How often do you question the accepted "truths" about the Premier League?
Champions Chelsea may have been accused of "parking the bus", but how good is their defence really?
What about Mesut Ozil? Is the Arsenal midfielder really as lazy as so many people seem to claim?
And as for Stoke... we all know what to expect from them. Don't we?
Myth: Stoke are a long-ball team
As Stoke established themselves in the Premier League under previous manager Tony Pulis, they developed a reputation for playing a style of football that relied on long balls and set-pieces.
But looking at how the Potters performed last season, this reputation is no longer accurate. Under new boss Mark Hughes, they did not look to get the ball up the pitch as quickly as possible, and they score fewer goals from set-pieces.
While they have kept the aggression fostered under Pulis, they are now also much more comfortable in possession, pass the ball more accurately and run at opposition defences more often.
Most importantly for opposing teams, they now pose much more of a threat in open play than they did under Pulis. In 2012-13, they were ranked bottom of the Premier League for goals from open play, with just 15. They ranked joint-sixth under Hughes last season with 39 goals.
Myth: The title was won in the big games
Last season, Chelsea manager Jose Mourinho was regularly - and rightly - praised for his masterminding of the games against the other top sides.
But actually it was their results against the sides in mid-table that separated them from their title rivals as they won the Premier League.
While Manchester City lost at West Ham and Crystal Palace, and Arsenal and Manchester United both lost twice to Swansea, the only time Chelsea dropped points against a mid-table side was in defeat at West Brom - after the title was already won.
If Chelsea's rivals want to stop them retaining the Premier League crown, it is against the mid-table sides that they must improve.
Myth: Possession equals success
When a team that had the majority of possession loses, they are often called unlucky.
But while it is true that over a whole Premier League season the top sides enjoy more possession than those lower down the table, in individual games last season the side with more of the ball won only slightly more often than they lost.
In fact, if you looked at all 380 top-flight games last season, the team that had more possession won 155, drew 93 and lost 132. Divide that by 10 to get a 38-game season and Possession FC would have won 57 points - leaving them eighth in the table.
Crystal Palace have had the lowest possession level of any top-flight team in each of the last two seasons and yet finished comfortably in mid-table both times, while West Brom won 1-0 at Old Trafford last term with only 20% of the ball.
Possession is an indicator of a side's style and strategy rather than its success.
Myth: Chelsea's defence was watertight
Having conceded the fewest goals in the league on their way to winning the title last season, Chelsea's defence was understandably praised.
But compared to the defensive records of other Premier League champions this century, the 32 goals they conceded could not be considered particularly mean.
Last season, Chelsea conceded as many goals as Carlo Ancelotti's free-scoring side of 2009-10 and more than twice as many as Jose Mourinho's first title-winning side of 2004-05.
Interestingly, the six best title-winning defences in Premier League history were all between 2004 and 2009, when English sides dominated the Champions League.
Myth: Mesut Ozil is lazy
Accusations of laziness have dogged Arsenal midfielder Mesut Ozil ever since he arrived in the Premier League from Real Madrid two seasons ago.

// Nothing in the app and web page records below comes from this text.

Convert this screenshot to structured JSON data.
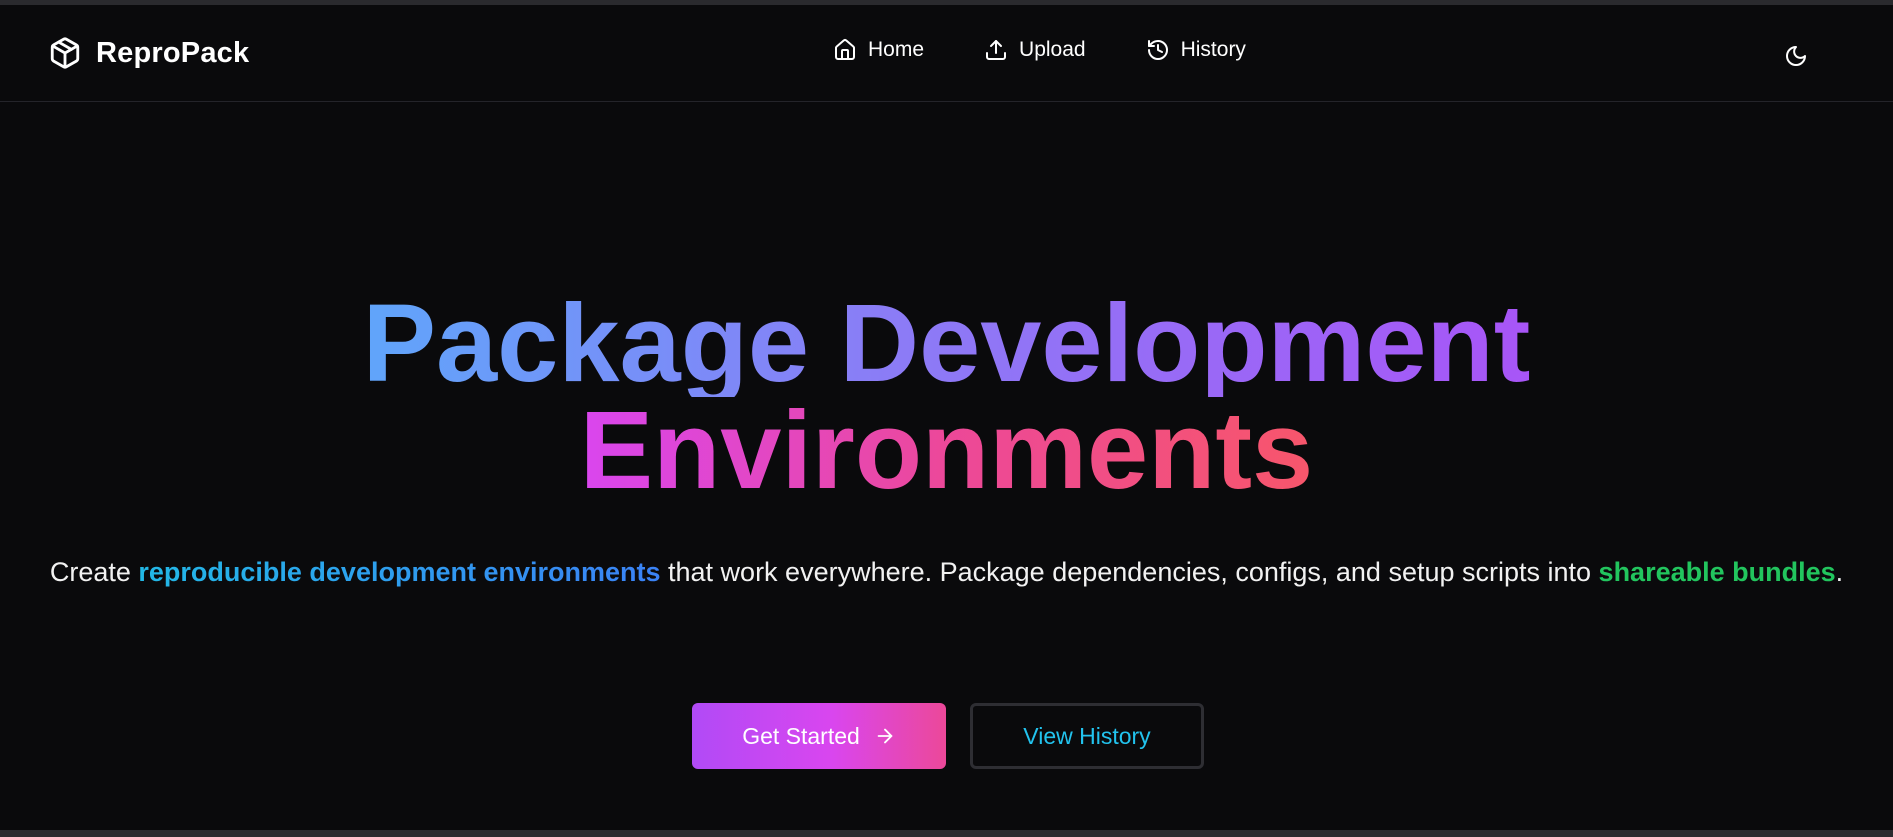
{
  "brand": {
    "name": "ReproPack",
    "icon": "package-icon"
  },
  "nav": {
    "items": [
      {
        "label": "Home",
        "icon": "home-icon"
      },
      {
        "label": "Upload",
        "icon": "upload-icon"
      },
      {
        "label": "History",
        "icon": "history-icon"
      }
    ],
    "theme_toggle_icon": "moon-icon"
  },
  "hero": {
    "headline_line1": "Package Development",
    "headline_line2": "Environments",
    "subtitle": {
      "part1": "Create ",
      "highlight1": "reproducible development environments",
      "part2": " that work everywhere. Package dependencies, configs, and setup scripts into ",
      "highlight2": "shareable bundles",
      "part3": "."
    }
  },
  "buttons": {
    "primary_label": "Get Started",
    "primary_icon": "arrow-right-icon",
    "secondary_label": "View History"
  },
  "colors": {
    "background": "#0a0a0c",
    "headline_gradient_1": [
      "#60a5fa",
      "#a855f7"
    ],
    "headline_gradient_2": [
      "#d946ef",
      "#f7566b"
    ],
    "highlight_blue": "#22b8e6",
    "highlight_green": "#22c55e",
    "primary_button_gradient": [
      "#b14af6",
      "#ec4899"
    ],
    "secondary_button_text": "#22c3ee"
  }
}
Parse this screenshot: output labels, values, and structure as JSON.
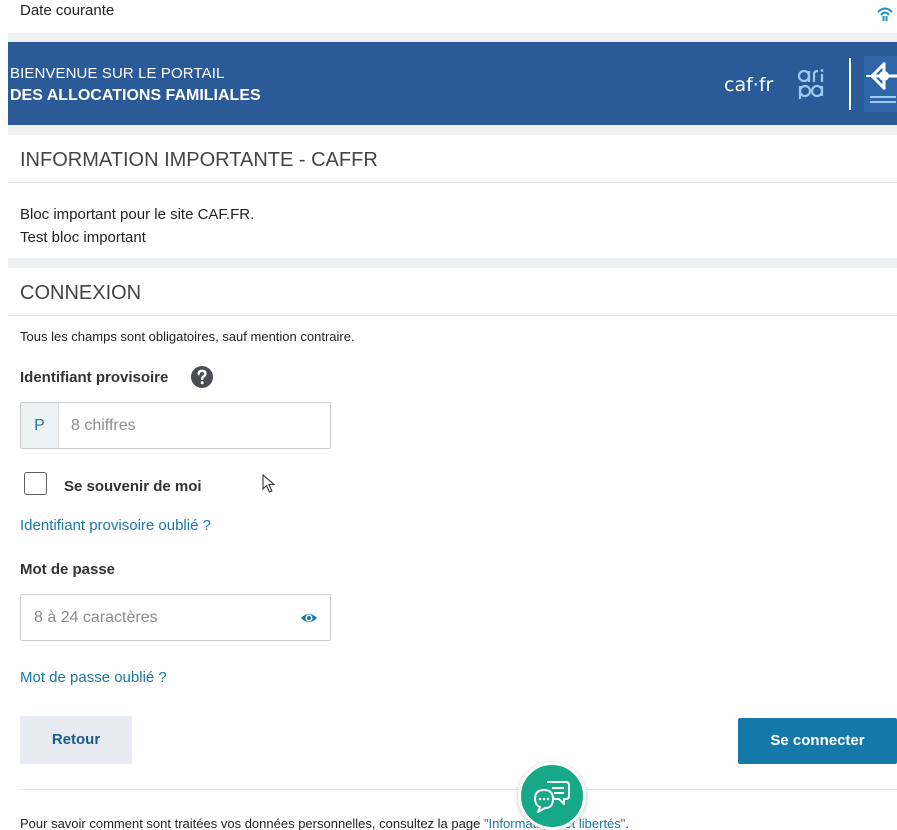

As recently as March, former Manchester United midfielder Paul Scholes said he thought Ozil looked like he was "going through the motions".
But when compared to other top attacking midfielders playing for last season's top six finishers, the Germany international - while in no way the most energetic - was hardly the most inactive in terms of sprinting around the pitch and winning the ball back from the opposition.
Ozil may owe his reputation to people expecting him to work as tirelessly as his Arsenal team-mate Alexis Sanchez - but that comparison would be a little unfair.
Only Chelsea midfielder Willian sprinted more often than Chile international Sanchez last season - and no top attacking midfielder worked as hard to win the ball back.
|Covering the ground|
|Attacking midfielders from last season's top six||Average sprints per 90 minutes|
|Alexis Sanchez (Arsenal)||62|
|Philippe Coutinho (Liverpool)||60|
|Christian Eriksen (Spurs)||57|
|Eden Hazard (Chelsea)||56|
|Mesut Ozil (Arsenal)||55|
|Samir Nasri (Man City)||52|
|Juan Mata (Man Utd)||49|
|David Silva (Man City)||48|
|Winning the ball back|
|Attacking midfielders from last season's top six||Average tackles and interceptions per 90 minutes|
|Alexis Sanchez (Arsenal)||3.4|
|Philippe Coutinho (Liverpool)||2.5|
|David Silva (Man City)||2,3|
|Christian Eriksen (Spurs)||2.2|
|Juan Mata (Man Utd)||2|
|Mesut Ozil (Arsenal)||1.9|
|Samir Nasri (Man City)||1.7|
|Eden Hazard (Chelsea)||1.4|